The State of Music • The Musical Scene • Virgil Thomson • “The Music Reviewer and His Assignment”
Reviewing Modern Music (1942)Virgil Thomson
I put small faith in the “moving” effect of music as an indication of its quality, because our visceral responses are seldom significant and always capricious. The only rule I observe about my own is to respect their intensity. The force of any spontaneous reaction to music is more interesting than its nature or direction. That force is a product of traditional culture and of sensitivity to its violation. Violent manifestations of disapproval, as observed within oneself or in one’s neighbors, are therefore another clinical sign that there is probably good stuff in the work that provoked them. An ovation may be only an expression of factitious excitement. A scandal is almost invariably evidence of quality. In any case, one has to be wary about what one merely likes and very wary indeed about disapproving of what one merely thinks one dislikes.

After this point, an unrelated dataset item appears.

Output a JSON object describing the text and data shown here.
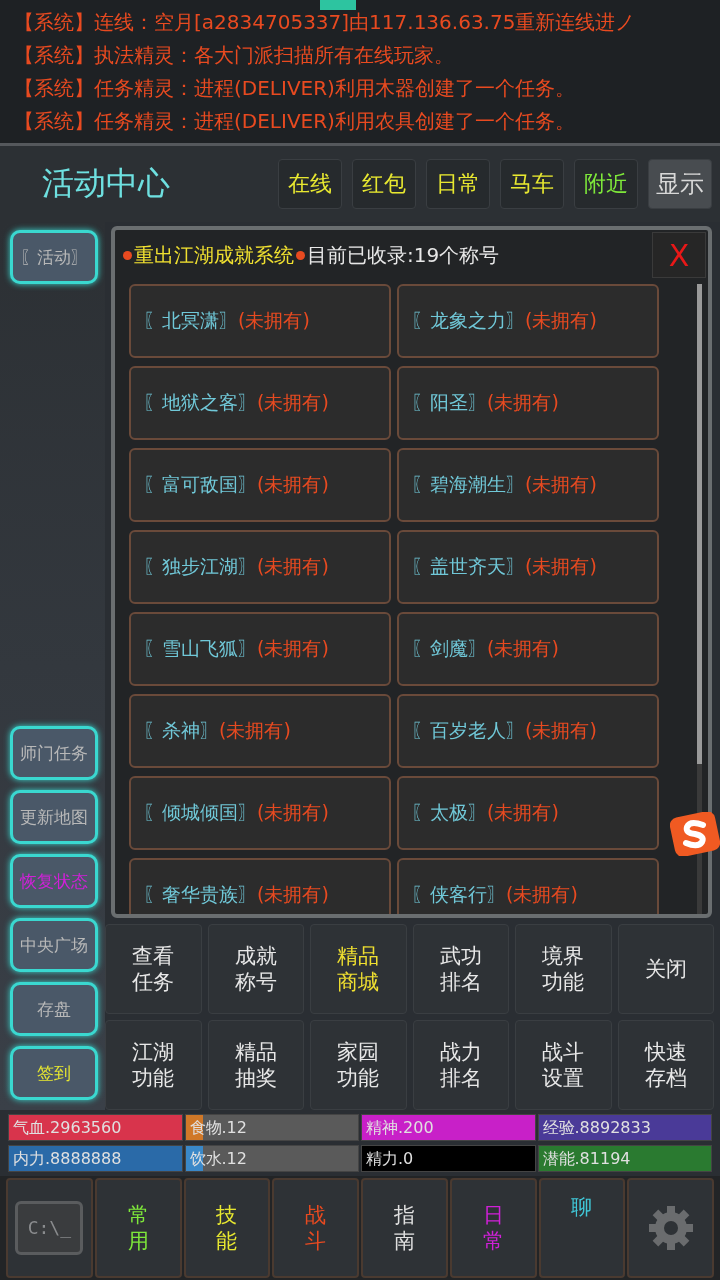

Just as the emotions, being all alike, are only interesting by their intensity, music is, on the contrary, only interesting by its particular nature, its individuality, the differences between one piece of it and another.